Hopefully this is the start of just that.
I wrote recently about two Southeast baseball recruits who helped lead Vianney High School to another Class 4 state title this year after they also played major roles when the Griffins captured the championship in 2004.
One of those players, third baseman/pitcher Jim Klocke, has been named the player of the year by the St. Louis Post-Dispatch.
And the other, pitcher Josh Syberg, joined Klocke on the newspaper's All-Metro first team.
Those honors are no guarantee of college success, but it should at least be an indication that Klocke and Syberg have considerable potential.
If you're looking for a neat sports story, how about the Oregon State baseball team that recently won its first national championship.
Oregon State, not exactly known as a college baseball powerhouse, bounced off the mat twice to emerge No. 1.
The Beavers were routed by Miami 11-1 in their College World Series opener, then won four straight elimination games to reach the championship series.
North Carolina captured Game 1 of the best-of-three title series to again put the Beavers on the brink of elimination.
But again Oregon State responded, beating the Tar Heels two straight.
Now that is quite a story.
Although I enjoy watching soccer, I don't consider myself a huge fan. But I've got to admit, I really enjoy following the World Cup. It's amazing how passionate people are about soccer.

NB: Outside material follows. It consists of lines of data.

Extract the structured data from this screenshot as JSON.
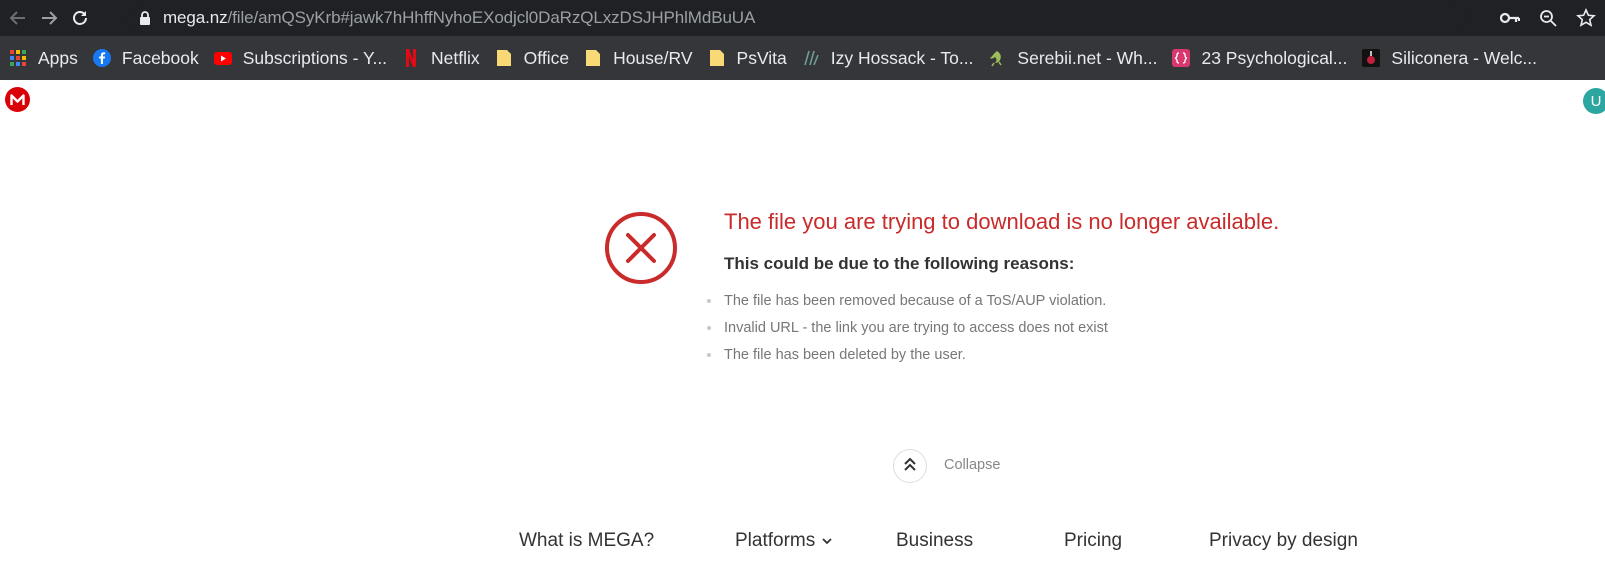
{
  "browser": {
    "url_host": "mega.nz",
    "url_path": "/file/amQSyKrb#jawk7hHhffNyhoEXodjcl0DaRzQLxzDSJHPhlMdBuUA",
    "icons": [
      "back-arrow-icon",
      "forward-arrow-icon",
      "reload-icon",
      "lock-icon",
      "key-icon",
      "zoom-icon",
      "star-icon"
    ]
  },
  "bookmarks": [
    {
      "label": "Apps",
      "icon": "apps-grid-icon"
    },
    {
      "label": "Facebook",
      "icon": "facebook-icon"
    },
    {
      "label": "Subscriptions - Y...",
      "icon": "youtube-icon"
    },
    {
      "label": "Netflix",
      "icon": "netflix-icon"
    },
    {
      "label": "Office",
      "icon": "folder-icon"
    },
    {
      "label": "House/RV",
      "icon": "folder-icon"
    },
    {
      "label": "PsVita",
      "icon": "folder-icon"
    },
    {
      "label": "Izy Hossack - To...",
      "icon": "site-icon"
    },
    {
      "label": "Serebii.net - Wh...",
      "icon": "serebii-icon"
    },
    {
      "label": "23 Psychological...",
      "icon": "braces-icon"
    },
    {
      "label": "Siliconera - Welc...",
      "icon": "siliconera-icon"
    }
  ],
  "page": {
    "avatar_initial": "U",
    "error": {
      "title": "The file you are trying to download is no longer available.",
      "subtitle": "This could be due to the following reasons:",
      "reasons": [
        "The file has been removed because of a ToS/AUP violation.",
        "Invalid URL - the link you are trying to access does not exist",
        "The file has been deleted by the user."
      ]
    },
    "collapse_label": "Collapse",
    "footer_nav": [
      "What is MEGA?",
      "Platforms",
      "Business",
      "Pricing",
      "Privacy by design"
    ]
  },
  "colors": {
    "chrome_bg": "#202124",
    "bookmarks_bg": "#35363a",
    "mega_red": "#d90007",
    "error_red": "#c92a2a",
    "avatar_teal": "#2ba6a0"
  }
}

Don't, however, ask me for a prediction on who's going to win.
Marty Mishow is a sports writer for the Southeast Missourian.